Items from an interface collection:
++++

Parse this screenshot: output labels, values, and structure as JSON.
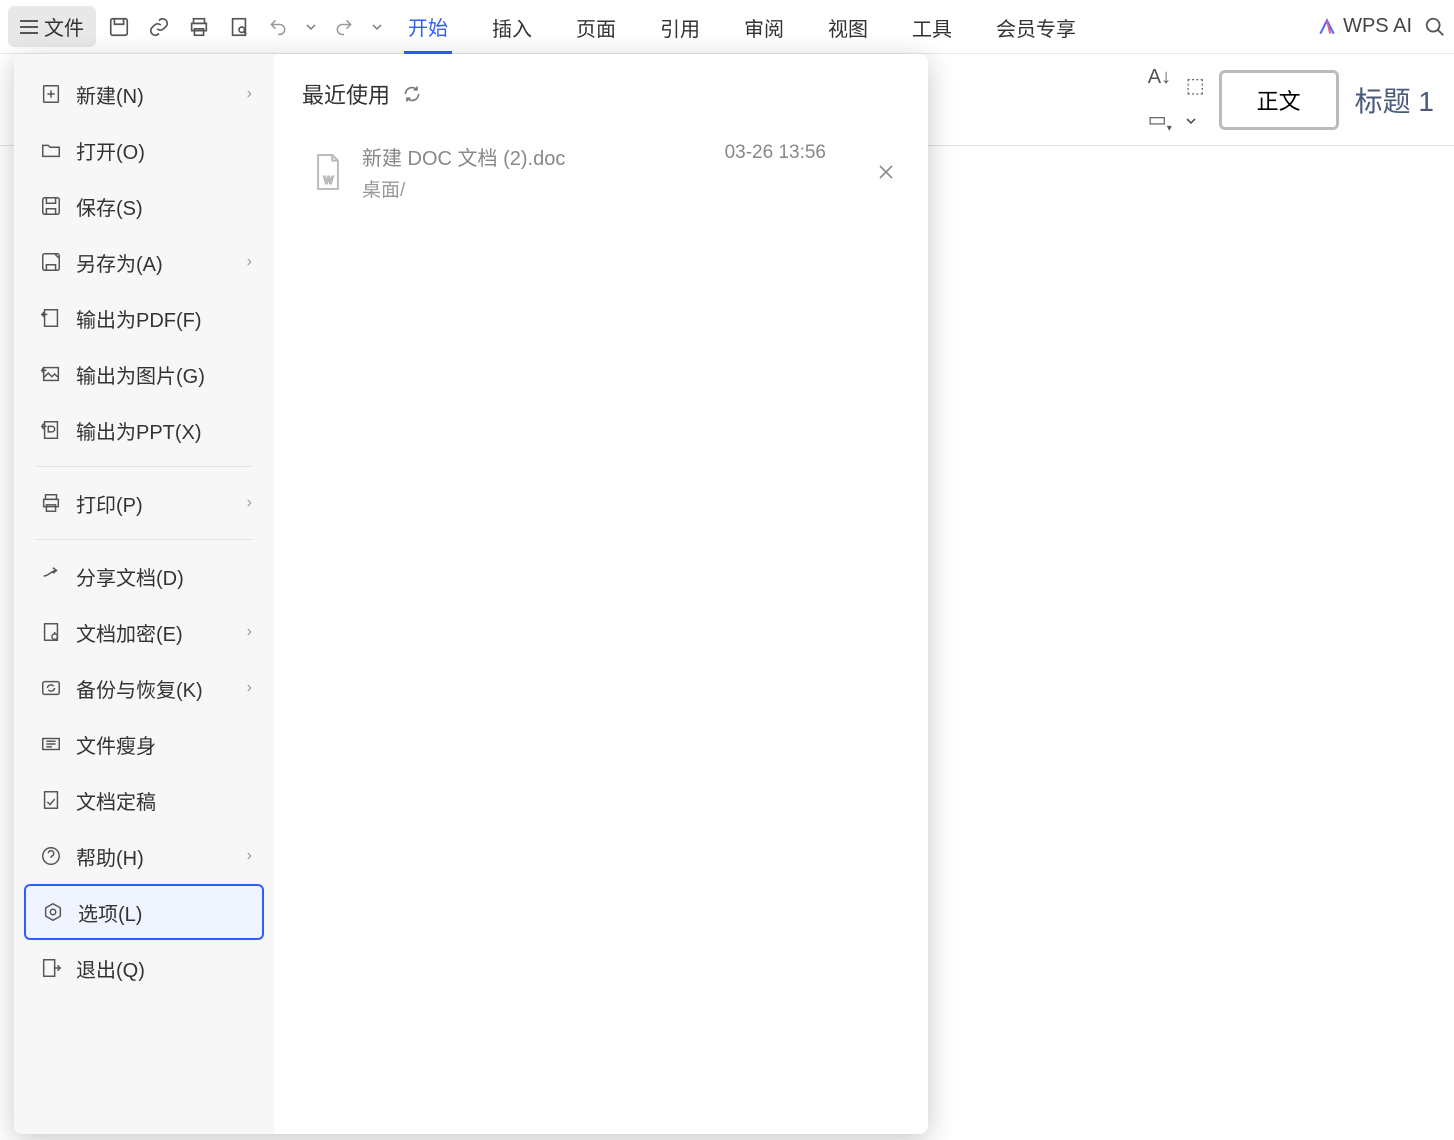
{
  "toolbar": {
    "file_label": "文件",
    "wps_ai_label": "WPS AI"
  },
  "tabs": [
    {
      "label": "开始",
      "active": true
    },
    {
      "label": "插入",
      "active": false
    },
    {
      "label": "页面",
      "active": false
    },
    {
      "label": "引用",
      "active": false
    },
    {
      "label": "审阅",
      "active": false
    },
    {
      "label": "视图",
      "active": false
    },
    {
      "label": "工具",
      "active": false
    },
    {
      "label": "会员专享",
      "active": false
    }
  ],
  "ribbon": {
    "style_body": "正文",
    "style_heading": "标题 1"
  },
  "file_menu": {
    "items": [
      {
        "label": "新建(N)",
        "icon": "new",
        "chevron": true
      },
      {
        "label": "打开(O)",
        "icon": "open",
        "chevron": false
      },
      {
        "label": "保存(S)",
        "icon": "save",
        "chevron": false
      },
      {
        "label": "另存为(A)",
        "icon": "saveas",
        "chevron": true
      },
      {
        "label": "输出为PDF(F)",
        "icon": "pdf",
        "chevron": false
      },
      {
        "label": "输出为图片(G)",
        "icon": "image",
        "chevron": false
      },
      {
        "label": "输出为PPT(X)",
        "icon": "ppt",
        "chevron": false
      },
      {
        "label": "打印(P)",
        "icon": "print",
        "chevron": true,
        "divider_before": true
      },
      {
        "label": "分享文档(D)",
        "icon": "share",
        "chevron": false,
        "divider_before": true
      },
      {
        "label": "文档加密(E)",
        "icon": "encrypt",
        "chevron": true
      },
      {
        "label": "备份与恢复(K)",
        "icon": "backup",
        "chevron": true
      },
      {
        "label": "文件瘦身",
        "icon": "slim",
        "chevron": false
      },
      {
        "label": "文档定稿",
        "icon": "final",
        "chevron": false
      },
      {
        "label": "帮助(H)",
        "icon": "help",
        "chevron": true
      },
      {
        "label": "选项(L)",
        "icon": "options",
        "chevron": false,
        "selected": true
      },
      {
        "label": "退出(Q)",
        "icon": "exit",
        "chevron": false
      }
    ]
  },
  "recent": {
    "title": "最近使用",
    "files": [
      {
        "name": "新建 DOC 文档 (2).doc",
        "path": "桌面/",
        "time": "03-26 13:56"
      }
    ]
  }
}
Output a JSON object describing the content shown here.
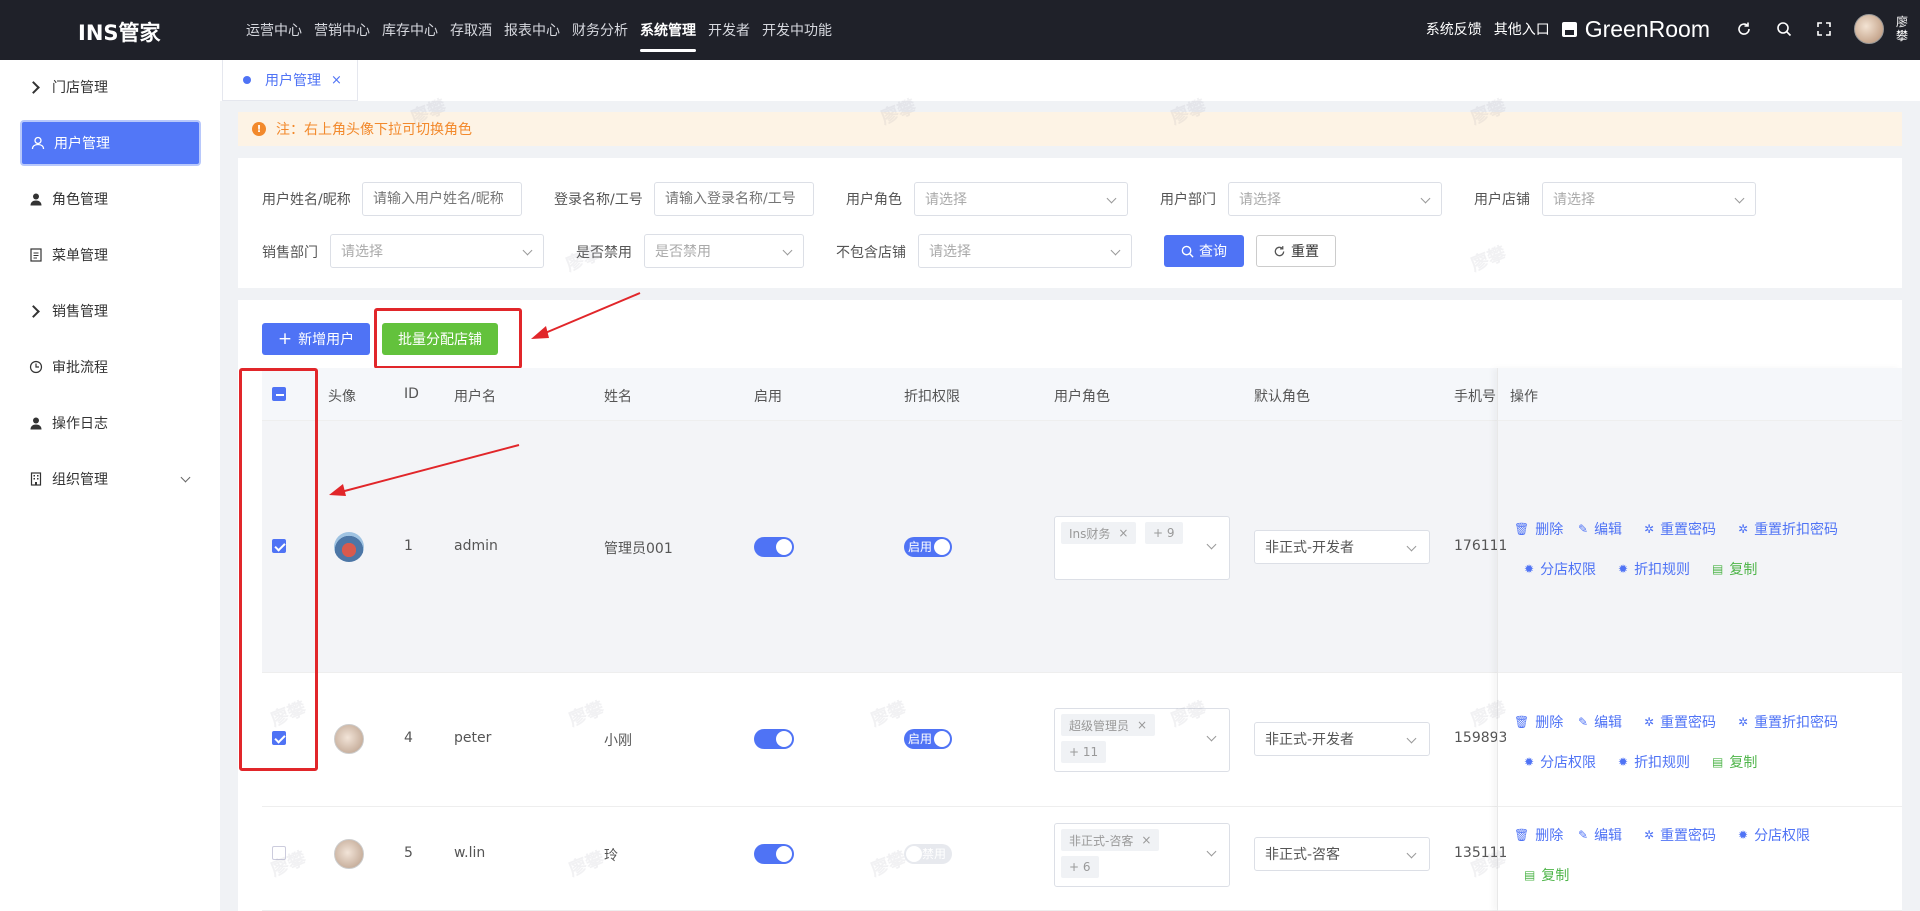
{
  "app": {
    "title": "INS管家"
  },
  "topnav": [
    "运营中心",
    "营销中心",
    "库存中心",
    "存取酒",
    "报表中心",
    "财务分析",
    "系统管理",
    "开发者",
    "开发中功能"
  ],
  "topnav_active": "系统管理",
  "topright": {
    "feedback": "系统反馈",
    "other_entry": "其他入口",
    "store_name": "GreenRoom",
    "user_name": "廖攀"
  },
  "sidebar": {
    "items": [
      {
        "label": "门店管理",
        "icon": "chevron-right-icon"
      },
      {
        "label": "用户管理",
        "icon": "user-outline-icon",
        "active": true
      },
      {
        "label": "角色管理",
        "icon": "user-icon"
      },
      {
        "label": "菜单管理",
        "icon": "document-icon"
      },
      {
        "label": "销售管理",
        "icon": "chevron-right-icon"
      },
      {
        "label": "审批流程",
        "icon": "clock-icon"
      },
      {
        "label": "操作日志",
        "icon": "user-icon"
      },
      {
        "label": "组织管理",
        "icon": "building-icon"
      }
    ]
  },
  "tab": {
    "label": "用户管理",
    "close": "×"
  },
  "notice": {
    "icon": "!",
    "text": "注：右上角头像下拉可切换角色"
  },
  "filter": {
    "name_label": "用户姓名/昵称",
    "name_placeholder": "请输入用户姓名/昵称",
    "login_label": "登录名称/工号",
    "login_placeholder": "请输入登录名称/工号",
    "role_label": "用户角色",
    "role_placeholder": "请选择",
    "dept_label": "用户部门",
    "dept_placeholder": "请选择",
    "store_label": "用户店铺",
    "store_placeholder": "请选择",
    "sales_dept_label": "销售部门",
    "sales_dept_placeholder": "请选择",
    "disabled_label": "是否禁用",
    "disabled_placeholder": "是否禁用",
    "exclude_store_label": "不包含店铺",
    "exclude_store_placeholder": "请选择",
    "query_label": "查询",
    "reset_label": "重置"
  },
  "toolbar": {
    "add_label": "新增用户",
    "batch_label": "批量分配店铺"
  },
  "table": {
    "headers": [
      "头像",
      "ID",
      "用户名",
      "姓名",
      "启用",
      "折扣权限",
      "用户角色",
      "默认角色",
      "手机号",
      "操作"
    ],
    "rows": [
      {
        "checked": true,
        "id": "1",
        "username": "admin",
        "name": "管理员001",
        "enabled": true,
        "discount": "启用",
        "discount_on": true,
        "role_tag": "Ins财务",
        "role_more": "+ 9",
        "default_role": "非正式-开发者",
        "phone": "176111",
        "ops": [
          "删除",
          "编辑",
          "重置密码",
          "重置折扣密码",
          "分店权限",
          "折扣规则",
          "复制"
        ]
      },
      {
        "checked": true,
        "id": "4",
        "username": "peter",
        "name": "小刚",
        "enabled": true,
        "discount": "启用",
        "discount_on": true,
        "role_tag": "超级管理员",
        "role_more": "+ 11",
        "default_role": "非正式-开发者",
        "phone": "159893",
        "ops": [
          "删除",
          "编辑",
          "重置密码",
          "重置折扣密码",
          "分店权限",
          "折扣规则",
          "复制"
        ]
      },
      {
        "checked": false,
        "id": "5",
        "username": "w.lin",
        "name": "玲",
        "enabled": true,
        "discount": "禁用",
        "discount_on": false,
        "role_tag": "非正式-咨客",
        "role_more": "+ 6",
        "default_role": "非正式-咨客",
        "phone": "135111",
        "ops": [
          "删除",
          "编辑",
          "重置密码",
          "分店权限",
          "复制"
        ]
      }
    ]
  },
  "watermark": "廖攀",
  "colors": {
    "primary": "#4f73f5",
    "success": "#63c23c",
    "danger_annotation": "#e1262a",
    "warning": "#f2892c",
    "topbar": "#1f2129"
  }
}
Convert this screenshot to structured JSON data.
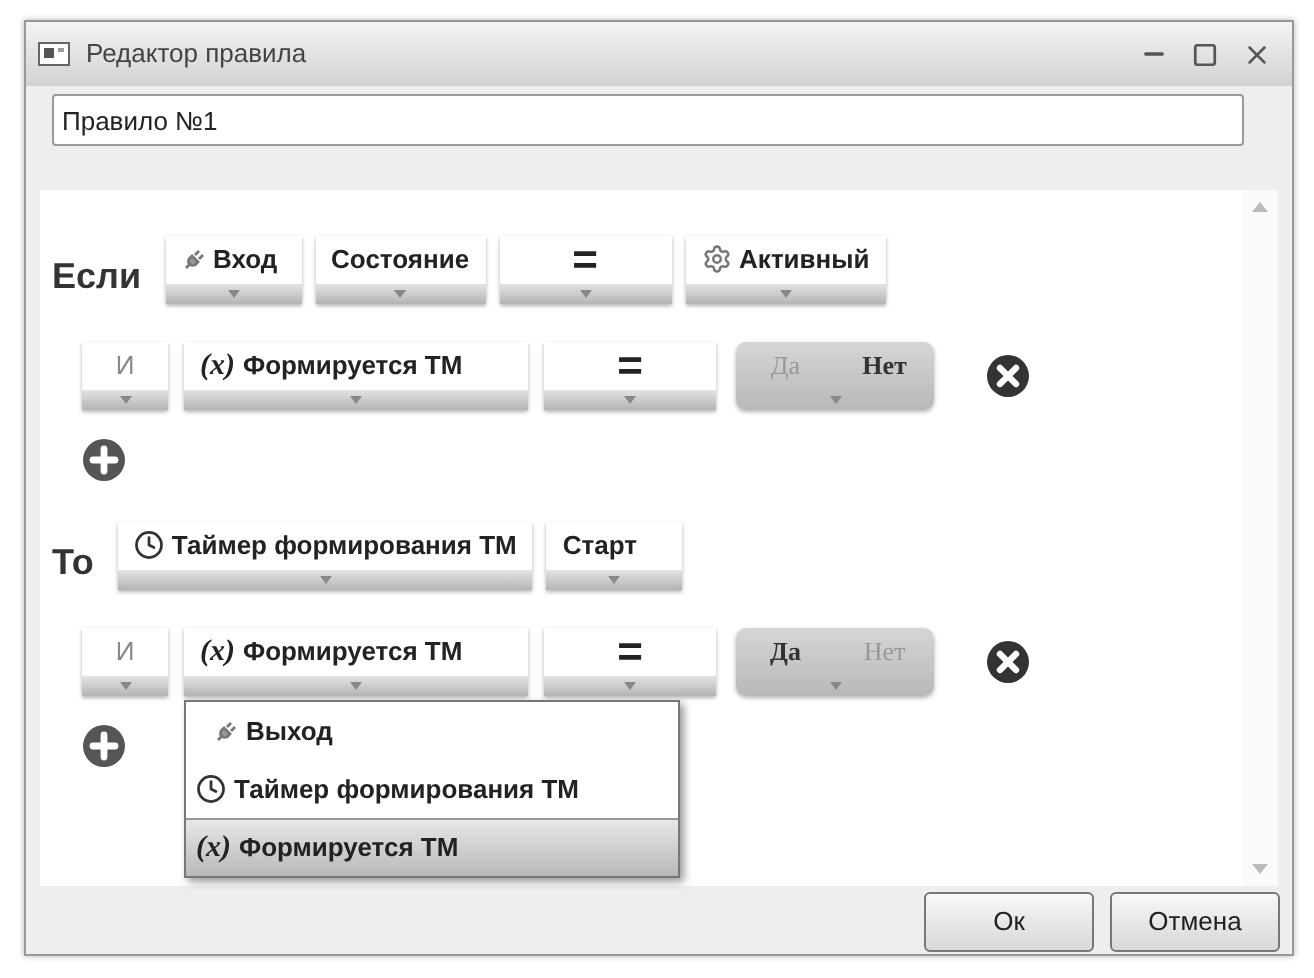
{
  "window": {
    "title": "Редактор правила"
  },
  "rule_name": {
    "value": "Правило №1"
  },
  "sections": [
    {
      "label": "Если",
      "selectors": [
        {
          "kind": "plug",
          "text": "Вход"
        },
        {
          "kind": "text",
          "text": "Состояние"
        },
        {
          "kind": "operator",
          "text": "="
        },
        {
          "kind": "gear",
          "text": "Активный"
        }
      ],
      "conditions": [
        {
          "connector": "И",
          "variable": {
            "kind": "variable",
            "prefix": "(x)",
            "text": "Формируется ТМ"
          },
          "operator": "=",
          "toggle": [
            {
              "label": "Да",
              "selected": false
            },
            {
              "label": "Нет",
              "selected": true
            }
          ]
        }
      ]
    },
    {
      "label": "То",
      "selectors": [
        {
          "kind": "clock",
          "text": "Таймер формирования ТМ"
        },
        {
          "kind": "text",
          "text": "Старт"
        }
      ],
      "conditions": [
        {
          "connector": "И",
          "variable": {
            "kind": "variable",
            "prefix": "(x)",
            "text": "Формируется ТМ"
          },
          "operator": "=",
          "toggle": [
            {
              "label": "Да",
              "selected": true
            },
            {
              "label": "Нет",
              "selected": false
            }
          ],
          "menu": [
            {
              "kind": "plug",
              "text": "Выход",
              "selected": false
            },
            {
              "kind": "clock",
              "text": "Таймер формирования ТМ",
              "selected": false
            },
            {
              "kind": "variable",
              "prefix": "(x)",
              "text": "Формируется ТМ",
              "selected": true
            }
          ]
        }
      ]
    }
  ],
  "buttons": [
    "Ок",
    "Отмена"
  ]
}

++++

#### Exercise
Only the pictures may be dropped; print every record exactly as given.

#### Reply to the exercise
Parse this screenshot: output labels, values, and structure as JSON.
{
  "toolbar": {
    "file_label": "文件",
    "wps_ai_label": "WPS AI"
  },
  "tabs": [
    {
      "label": "开始",
      "active": true
    },
    {
      "label": "插入",
      "active": false
    },
    {
      "label": "页面",
      "active": false
    },
    {
      "label": "引用",
      "active": false
    },
    {
      "label": "审阅",
      "active": false
    },
    {
      "label": "视图",
      "active": false
    },
    {
      "label": "工具",
      "active": false
    },
    {
      "label": "会员专享",
      "active": false
    }
  ],
  "ribbon": {
    "style_body": "正文",
    "style_heading": "标题 1"
  },
  "file_menu": {
    "items": [
      {
        "label": "新建(N)",
        "icon": "new",
        "chevron": true
      },
      {
        "label": "打开(O)",
        "icon": "open",
        "chevron": false
      },
      {
        "label": "保存(S)",
        "icon": "save",
        "chevron": false
      },
      {
        "label": "另存为(A)",
        "icon": "saveas",
        "chevron": true
      },
      {
        "label": "输出为PDF(F)",
        "icon": "pdf",
        "chevron": false
      },
      {
        "label": "输出为图片(G)",
        "icon": "image",
        "chevron": false
      },
      {
        "label": "输出为PPT(X)",
        "icon": "ppt",
        "chevron": false
      },
      {
        "label": "打印(P)",
        "icon": "print",
        "chevron": true,
        "divider_before": true
      },
      {
        "label": "分享文档(D)",
        "icon": "share",
        "chevron": false,
        "divider_before": true
      },
      {
        "label": "文档加密(E)",
        "icon": "encrypt",
        "chevron": true
      },
      {
        "label": "备份与恢复(K)",
        "icon": "backup",
        "chevron": true
      },
      {
        "label": "文件瘦身",
        "icon": "slim",
        "chevron": false
      },
      {
        "label": "文档定稿",
        "icon": "final",
        "chevron": false
      },
      {
        "label": "帮助(H)",
        "icon": "help",
        "chevron": true
      },
      {
        "label": "选项(L)",
        "icon": "options",
        "chevron": false,
        "selected": true
      },
      {
        "label": "退出(Q)",
        "icon": "exit",
        "chevron": false
      }
    ]
  },
  "recent": {
    "title": "最近使用",
    "files": [
      {
        "name": "新建 DOC 文档 (2).doc",
        "path": "桌面/",
        "time": "03-26 13:56"
      }
    ]
  }
}
Output a JSON object describing the content shown here.
{
  "app": {
    "title": "INS管家"
  },
  "topnav": [
    "运营中心",
    "营销中心",
    "库存中心",
    "存取酒",
    "报表中心",
    "财务分析",
    "系统管理",
    "开发者",
    "开发中功能"
  ],
  "topnav_active": "系统管理",
  "topright": {
    "feedback": "系统反馈",
    "other_entry": "其他入口",
    "store_name": "GreenRoom",
    "user_name": "廖攀"
  },
  "sidebar": {
    "items": [
      {
        "label": "门店管理",
        "icon": "chevron-right-icon"
      },
      {
        "label": "用户管理",
        "icon": "user-outline-icon",
        "active": true
      },
      {
        "label": "角色管理",
        "icon": "user-icon"
      },
      {
        "label": "菜单管理",
        "icon": "document-icon"
      },
      {
        "label": "销售管理",
        "icon": "chevron-right-icon"
      },
      {
        "label": "审批流程",
        "icon": "clock-icon"
      },
      {
        "label": "操作日志",
        "icon": "user-icon"
      },
      {
        "label": "组织管理",
        "icon": "building-icon"
      }
    ]
  },
  "tab": {
    "label": "用户管理",
    "close": "×"
  },
  "notice": {
    "icon": "!",
    "text": "注：右上角头像下拉可切换角色"
  },
  "filter": {
    "name_label": "用户姓名/昵称",
    "name_placeholder": "请输入用户姓名/昵称",
    "login_label": "登录名称/工号",
    "login_placeholder": "请输入登录名称/工号",
    "role_label": "用户角色",
    "role_placeholder": "请选择",
    "dept_label": "用户部门",
    "dept_placeholder": "请选择",
    "store_label": "用户店铺",
    "store_placeholder": "请选择",
    "sales_dept_label": "销售部门",
    "sales_dept_placeholder": "请选择",
    "disabled_label": "是否禁用",
    "disabled_placeholder": "是否禁用",
    "exclude_store_label": "不包含店铺",
    "exclude_store_placeholder": "请选择",
    "query_label": "查询",
    "reset_label": "重置"
  },
  "toolbar": {
    "add_label": "新增用户",
    "batch_label": "批量分配店铺"
  },
  "table": {
    "headers": [
      "头像",
      "ID",
      "用户名",
      "姓名",
      "启用",
      "折扣权限",
      "用户角色",
      "默认角色",
      "手机号",
      "操作"
    ],
    "rows": [
      {
        "checked": true,
        "id": "1",
        "username": "admin",
        "name": "管理员001",
        "enabled": true,
        "discount": "启用",
        "discount_on": true,
        "role_tag": "Ins财务",
        "role_more": "+ 9",
        "default_role": "非正式-开发者",
        "phone": "176111",
        "ops": [
          "删除",
          "编辑",
          "重置密码",
          "重置折扣密码",
          "分店权限",
          "折扣规则",
          "复制"
        ]
      },
      {
        "checked": true,
        "id": "4",
        "username": "peter",
        "name": "小刚",
        "enabled": true,
        "discount": "启用",
        "discount_on": true,
        "role_tag": "超级管理员",
        "role_more": "+ 11",
        "default_role": "非正式-开发者",
        "phone": "159893",
        "ops": [
          "删除",
          "编辑",
          "重置密码",
          "重置折扣密码",
          "分店权限",
          "折扣规则",
          "复制"
        ]
      },
      {
        "checked": false,
        "id": "5",
        "username": "w.lin",
        "name": "玲",
        "enabled": true,
        "discount": "禁用",
        "discount_on": false,
        "role_tag": "非正式-咨客",
        "role_more": "+ 6",
        "default_role": "非正式-咨客",
        "phone": "135111",
        "ops": [
          "删除",
          "编辑",
          "重置密码",
          "分店权限",
          "复制"
        ]
      }
    ]
  },
  "watermark": "廖攀",
  "colors": {
    "primary": "#4f73f5",
    "success": "#63c23c",
    "danger_annotation": "#e1262a",
    "warning": "#f2892c",
    "topbar": "#1f2129"
  }
}
Convert this screenshot to structured JSON data.
{
  "window": {
    "title": "Редактор правила"
  },
  "rule_name": {
    "value": "Правило №1"
  },
  "sections": [
    {
      "label": "Если",
      "selectors": [
        {
          "kind": "plug",
          "text": "Вход"
        },
        {
          "kind": "text",
          "text": "Состояние"
        },
        {
          "kind": "operator",
          "text": "="
        },
        {
          "kind": "gear",
          "text": "Активный"
        }
      ],
      "conditions": [
        {
          "connector": "И",
          "variable": {
            "kind": "variable",
            "prefix": "(x)",
            "text": "Формируется ТМ"
          },
          "operator": "=",
          "toggle": [
            {
              "label": "Да",
              "selected": false
            },
            {
              "label": "Нет",
              "selected": true
            }
          ]
        }
      ]
    },
    {
      "label": "То",
      "selectors": [
        {
          "kind": "clock",
          "text": "Таймер формирования ТМ"
        },
        {
          "kind": "text",
          "text": "Старт"
        }
      ],
      "conditions": [
        {
          "connector": "И",
          "variable": {
            "kind": "variable",
            "prefix": "(x)",
            "text": "Формируется ТМ"
          },
          "operator": "=",
          "toggle": [
            {
              "label": "Да",
              "selected": true
            },
            {
              "label": "Нет",
              "selected": false
            }
          ],
          "menu": [
            {
              "kind": "plug",
              "text": "Выход",
              "selected": false
            },
            {
              "kind": "clock",
              "text": "Таймер формирования ТМ",
              "selected": false
            },
            {
              "kind": "variable",
              "prefix": "(x)",
              "text": "Формируется ТМ",
              "selected": true
            }
          ]
        }
      ]
    }
  ],
  "buttons": [
    "Ок",
    "Отмена"
  ]
}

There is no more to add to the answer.